Finkelstein’s tech evangelism is relentless. Even by industry standards, he seems fantastically on-message. And he emphasizes that the tech revolution will benefit people of all ages—even if the median employee age at Shopify itself is just twenty-nine. “My own mother uses Uber. My dad uses AirBnB when he goes on business trips. My grandparents get their toothpaste and paper towels from an Amazon subscription service. My daughter is four months old. She’ll probably never drive a car or go to college.” (Instead, he believes she will be taking free online coding courses from Stanford University or Khan Academy.)
But software doesn’t just “eat” companies, I remind him. It eats people. Not everyone wants to start a company. Some people just want to drive a cab, work at a record store, draw a paycheque. What about the guy who used to have the good union job, but now scratches by delivering UberEATS sandwiches to office workers like me?
“Well let’s take a look at that guy delivering UberEATS,” Finkelstein says, without missing a beat. “Maybe that guy is going home at night and making children’s toys in his garage, and then maybe he puts them on Shopify and sells them, all with zero upfront investment. What I see is that we’re going to be commercializing our hobbies. Our work-life mix is going to be full of that sort of thing. That guy flipping burgers? What if we make a machine that flips burgers so he is free to build whatever he wants in his home. That person can now get on the net and sell to a market of billions of people. Compare that to the old days, when he’d be selling it through a [bricks and mortar] store that kept half the money.”
Speaking to Finkelstein, and others like him at this event, you quickly come to understand that their vision for the future is not just about technology or economics. It is about human nature, and the pursuit of perfect human satisfaction. While many of us look around and see beaten-down drudges who barely have the energy to dress themselves, let along start a new business out of their garage, the Finkelsteins of the world see everyone as a potential Homo Digitus. “What [workers like me] want is for our Sunday nights to feel like our Friday nights, and our Monday mornings to feel like Saturday mornings,” he tells me. “The whole idea of ‘TGIF’ is ridiculous. We don’t want to spend 80 percent of our waking hours feeling like drudgery.”

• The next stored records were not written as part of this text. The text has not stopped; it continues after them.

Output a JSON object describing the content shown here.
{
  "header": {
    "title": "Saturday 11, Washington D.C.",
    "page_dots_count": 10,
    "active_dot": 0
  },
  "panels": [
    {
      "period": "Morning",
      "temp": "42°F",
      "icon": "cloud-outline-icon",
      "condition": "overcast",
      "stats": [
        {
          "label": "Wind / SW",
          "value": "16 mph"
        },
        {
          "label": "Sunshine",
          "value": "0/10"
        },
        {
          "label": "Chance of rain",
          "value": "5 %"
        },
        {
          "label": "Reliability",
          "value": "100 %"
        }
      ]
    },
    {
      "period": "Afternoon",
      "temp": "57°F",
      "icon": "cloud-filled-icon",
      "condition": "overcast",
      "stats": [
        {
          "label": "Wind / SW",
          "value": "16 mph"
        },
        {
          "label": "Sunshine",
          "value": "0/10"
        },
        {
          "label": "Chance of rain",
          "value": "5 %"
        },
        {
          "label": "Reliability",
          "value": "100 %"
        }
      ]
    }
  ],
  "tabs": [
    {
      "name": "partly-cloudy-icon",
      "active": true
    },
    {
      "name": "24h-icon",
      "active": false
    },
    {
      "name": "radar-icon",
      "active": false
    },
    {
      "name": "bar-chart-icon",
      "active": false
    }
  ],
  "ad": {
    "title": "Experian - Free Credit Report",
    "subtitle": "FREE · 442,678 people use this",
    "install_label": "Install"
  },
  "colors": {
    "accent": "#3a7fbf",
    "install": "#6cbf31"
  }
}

As we wrap up, Finkelstein slows down his manic speaking pace—only slightly—as he returns to the subject of his own father.
“My dad was in Montreal’s shmata business,” he says. “We would joke and call him a shamtologist. I remember that he’d have to go to Korea and Bangladesh for samples. If he was doing all this today, he could do it all with a $1,000 3-D printer. He wouldn’t have to leave.”
“What he really has always wanted to do is volunteer work—helping immigrant families in our community who are going through the same thing our own family once went through. But he’s going to have to wait till retirement for his real life’s work to start. And that’s what this is about—because that’s not something I will ever have to do.”